Where is abortion completely banned?
Abortion services are heavily restricted in many parts of the United States. In some states, abortions are outright prohibited, often through legislation that criminalizes performing an abortion procedure. Currently, abortion is completely banned in the following states.
In other states, access to abortion may be limited by laws such as those requiring in-person physician support, a wait time between request and the abortion procedure, or patient counseling on abortion. In states where abortion may be allowed, laws vary on which stage of pregnancy abortions can be provided. It is vital for medical professionals and patients alike to stay informed of this continually evolving legal landscape to receive or provide safe medical care as needed.
The criminalization of abortions means that more women may consider self-managed abortion. Others may consider traveling to another state where abortion is legal. Whatever the choice, women should make sure they understand all their options and take every precaution available when trying to obtain medical services for abortion care. Ultimately, this will ensure more informed decisions and safer medical outcomes.
What is Roe v. Wade?
Roe v. Wade is a landmark ruling by the United States Supreme Court in 1973 that established a constitutional right to abortion. The court concluded that abortion care was fundamental to a women's right to privacy under the due process clause of the 14th Amendment, making abortion accessible throughout the US. Despite this protection, opponents of abortion continued to challenge Roe v. Wade, and the ruling was overturned in 2022.
What is Dobbs v. Jackson Women's Health Organization?
Dobbs v. Jackson Women's Health Organization is a Supreme Court decision that focused on abortions, specifically the regulation of abortion by the state of Mississippi. The law in the state only allowed abortions if there was a medical emergency or severe abnormality in the fetus, which was contradictory to Roe v. Wade. The Supreme Court used the case to review and ultimately overturn Roe v. Wade in 2022, allowing for states to significantly restrict access to abortion services.
What to consider if you're residing in a state where abortion is banned
If you need to consider an abortion in a state where it is illegal, you should seek medical advice from a qualified medical practitioner in the proper jurisdiction. It's important to understand your medical rights when it comes to abortion, so be sure to ask questions and research thoroughly before making your decision. You may also be able to access medical abortion by using telemedicine or visiting a medical provider outside the state. Take time to familiarize yourself with all available options, so you can make an informed choice that is best and safest for you.
Is taking the abortion pill in my own home legal in states where abortion is banned?
Abortion laws vary widely from state to state. In some states, the person prescribing the abortion pill will be the one to potentially face charges. In others, women taking the pill could potentially be prosecuted under child endangerment laws. Healthcare providers may be required to report individuals who they suspect may have had an abortion. This is important to keep in mind, as the need for medical care after an abortion may be necessary in certain circumstances. It is always best to seek medical and legal advice from a trusted source about the abortion laws in your specific state of residence.

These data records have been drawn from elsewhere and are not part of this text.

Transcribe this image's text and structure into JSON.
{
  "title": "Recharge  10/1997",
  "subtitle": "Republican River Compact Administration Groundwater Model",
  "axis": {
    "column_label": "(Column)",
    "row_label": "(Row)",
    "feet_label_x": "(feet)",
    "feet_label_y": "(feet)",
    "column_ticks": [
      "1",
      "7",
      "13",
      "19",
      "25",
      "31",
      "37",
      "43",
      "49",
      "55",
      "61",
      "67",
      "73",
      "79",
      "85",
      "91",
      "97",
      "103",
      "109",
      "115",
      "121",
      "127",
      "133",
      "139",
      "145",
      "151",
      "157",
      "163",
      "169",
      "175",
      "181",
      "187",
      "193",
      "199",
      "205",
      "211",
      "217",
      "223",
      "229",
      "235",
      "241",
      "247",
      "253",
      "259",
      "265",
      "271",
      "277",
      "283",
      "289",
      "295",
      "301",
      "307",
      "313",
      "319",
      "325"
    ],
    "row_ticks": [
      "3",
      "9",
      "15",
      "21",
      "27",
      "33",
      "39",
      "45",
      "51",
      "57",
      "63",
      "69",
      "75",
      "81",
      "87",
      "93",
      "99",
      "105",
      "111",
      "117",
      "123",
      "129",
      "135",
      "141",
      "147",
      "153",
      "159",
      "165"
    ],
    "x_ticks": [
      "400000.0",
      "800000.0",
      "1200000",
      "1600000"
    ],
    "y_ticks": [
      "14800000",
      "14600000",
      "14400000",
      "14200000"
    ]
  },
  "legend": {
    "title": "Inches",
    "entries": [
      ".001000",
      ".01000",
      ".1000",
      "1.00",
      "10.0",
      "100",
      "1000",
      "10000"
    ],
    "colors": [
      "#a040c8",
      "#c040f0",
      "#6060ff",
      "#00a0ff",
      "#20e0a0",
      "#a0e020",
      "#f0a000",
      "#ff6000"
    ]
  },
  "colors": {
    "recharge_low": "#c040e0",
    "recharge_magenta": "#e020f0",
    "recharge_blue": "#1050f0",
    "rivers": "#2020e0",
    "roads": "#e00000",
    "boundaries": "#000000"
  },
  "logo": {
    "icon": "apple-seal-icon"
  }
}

- Journal of the American Medical Association. Requests for Self-managed Medication Abortion Provided Using Online Telemedicine in 30 US States Before and After the Dobbs v Jackson Women's Health Organization Decision.
- The American Journal of Nursing. Ethical Care for Patients with Self-Managed Abortion After Roe.
- Revised Statutes of Missouri Title XII Public Health and Welfare.
- Office of the Oklahoma Attorney General. Attorney General O'Connor Releases Guidance for Law Enforcement After Newest Abortion Law Takes Effect.
- Self-Induced Abortion (SIA) Legal Team. Roe's unfinished promise: decriminalizing abortion once and for all.
- Texas Constitution and Statutes. Health and Safety Code.